macOS supports high DPI displays particularly well and exposes DPI scaling as a 5-step gradient. Over on the Linux-side, however, things are far less rosy, with wild differences between distros.

Linux Mint, the distro I ended up settling on, had no trouble consistently recognizing my 4K display, over my [way too expensive] USB-C-to-HDMI interface. DPI scaling is chiefly exposed as Text Scaling, which works fine for the most part. However, there are still applications that don’t always pick up on this setting and insist on displaying text at its na[t]ive resolution. It’s pretty obvious that displaying text at 1080p on a 13″ screen, or 4K on a 27″ display, is far from ideal…

On such app is Firefox, for some reason. Luckily, Firefox’s intrepid about:config dialog exposes just the setting we need to override whatever its default behavior is. As describes it:

find the key layout.css.devPixelsPerPx and then change the value from -1.0 to 2

Screenshot by

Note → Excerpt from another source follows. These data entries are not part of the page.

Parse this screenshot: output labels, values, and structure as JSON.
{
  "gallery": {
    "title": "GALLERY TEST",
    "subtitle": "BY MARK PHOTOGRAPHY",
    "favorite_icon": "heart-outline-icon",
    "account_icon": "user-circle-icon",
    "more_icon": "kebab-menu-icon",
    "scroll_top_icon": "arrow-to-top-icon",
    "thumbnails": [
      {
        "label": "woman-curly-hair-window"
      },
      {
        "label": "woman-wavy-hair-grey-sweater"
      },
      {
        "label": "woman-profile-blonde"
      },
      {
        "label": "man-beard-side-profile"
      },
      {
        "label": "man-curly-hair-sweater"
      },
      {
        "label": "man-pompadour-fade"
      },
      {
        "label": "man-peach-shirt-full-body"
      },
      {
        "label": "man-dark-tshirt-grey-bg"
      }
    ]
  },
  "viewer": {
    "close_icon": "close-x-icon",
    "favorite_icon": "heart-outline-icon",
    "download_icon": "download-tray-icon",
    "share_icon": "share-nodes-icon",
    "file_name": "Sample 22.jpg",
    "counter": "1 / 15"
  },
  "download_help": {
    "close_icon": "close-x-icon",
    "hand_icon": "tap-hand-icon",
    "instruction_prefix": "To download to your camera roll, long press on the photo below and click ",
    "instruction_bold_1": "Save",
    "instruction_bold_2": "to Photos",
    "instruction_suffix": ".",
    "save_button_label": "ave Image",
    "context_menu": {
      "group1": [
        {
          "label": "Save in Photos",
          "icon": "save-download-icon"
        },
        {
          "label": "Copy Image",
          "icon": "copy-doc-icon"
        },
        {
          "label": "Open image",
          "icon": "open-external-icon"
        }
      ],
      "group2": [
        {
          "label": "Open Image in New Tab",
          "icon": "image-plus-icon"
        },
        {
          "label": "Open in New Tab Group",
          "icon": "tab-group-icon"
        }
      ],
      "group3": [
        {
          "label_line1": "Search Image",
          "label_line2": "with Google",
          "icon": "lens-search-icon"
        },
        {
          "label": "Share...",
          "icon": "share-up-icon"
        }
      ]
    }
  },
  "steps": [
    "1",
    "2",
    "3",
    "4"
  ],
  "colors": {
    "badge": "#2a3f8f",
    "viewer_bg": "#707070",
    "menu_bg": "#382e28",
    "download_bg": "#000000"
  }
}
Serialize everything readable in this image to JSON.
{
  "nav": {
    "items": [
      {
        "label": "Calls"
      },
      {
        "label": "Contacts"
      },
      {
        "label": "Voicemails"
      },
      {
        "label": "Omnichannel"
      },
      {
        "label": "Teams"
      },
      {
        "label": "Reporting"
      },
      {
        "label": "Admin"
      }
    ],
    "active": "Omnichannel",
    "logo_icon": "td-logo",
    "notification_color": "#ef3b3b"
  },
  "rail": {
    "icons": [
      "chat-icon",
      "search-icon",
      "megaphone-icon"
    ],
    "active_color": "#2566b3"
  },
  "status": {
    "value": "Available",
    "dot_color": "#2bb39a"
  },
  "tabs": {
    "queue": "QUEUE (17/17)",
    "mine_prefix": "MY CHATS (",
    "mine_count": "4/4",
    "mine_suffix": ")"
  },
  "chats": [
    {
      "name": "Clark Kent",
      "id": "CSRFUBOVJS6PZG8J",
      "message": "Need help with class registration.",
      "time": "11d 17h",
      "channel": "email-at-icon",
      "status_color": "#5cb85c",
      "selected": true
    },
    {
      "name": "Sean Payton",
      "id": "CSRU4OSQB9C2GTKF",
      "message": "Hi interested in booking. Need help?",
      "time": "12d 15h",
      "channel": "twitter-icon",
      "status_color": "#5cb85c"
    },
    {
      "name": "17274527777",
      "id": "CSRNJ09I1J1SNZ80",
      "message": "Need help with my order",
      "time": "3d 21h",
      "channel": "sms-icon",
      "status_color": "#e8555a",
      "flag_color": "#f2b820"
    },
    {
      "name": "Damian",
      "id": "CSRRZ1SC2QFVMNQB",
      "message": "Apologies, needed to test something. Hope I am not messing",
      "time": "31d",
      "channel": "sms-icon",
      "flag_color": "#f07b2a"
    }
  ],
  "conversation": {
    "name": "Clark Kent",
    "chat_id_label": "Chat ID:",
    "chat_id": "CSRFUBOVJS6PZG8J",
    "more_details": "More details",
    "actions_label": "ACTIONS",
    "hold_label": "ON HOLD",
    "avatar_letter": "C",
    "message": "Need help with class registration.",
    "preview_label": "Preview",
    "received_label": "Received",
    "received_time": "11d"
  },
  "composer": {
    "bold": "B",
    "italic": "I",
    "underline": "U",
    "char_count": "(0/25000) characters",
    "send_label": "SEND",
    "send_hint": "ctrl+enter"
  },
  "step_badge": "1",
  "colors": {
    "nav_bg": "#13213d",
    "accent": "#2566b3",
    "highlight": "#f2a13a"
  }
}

For reference, I set mine to 1.5 for a 4K screen displayed on a 27″ display. Note that the entirety of Firefox’s UI scales along with any web content. If you’re running multiple screens with different resolutions and sizes, you will notice that this value is system-global, as opposed to per-screen. In other words, it won’t be a one-size-fits-all solution, but good enough for me, for now.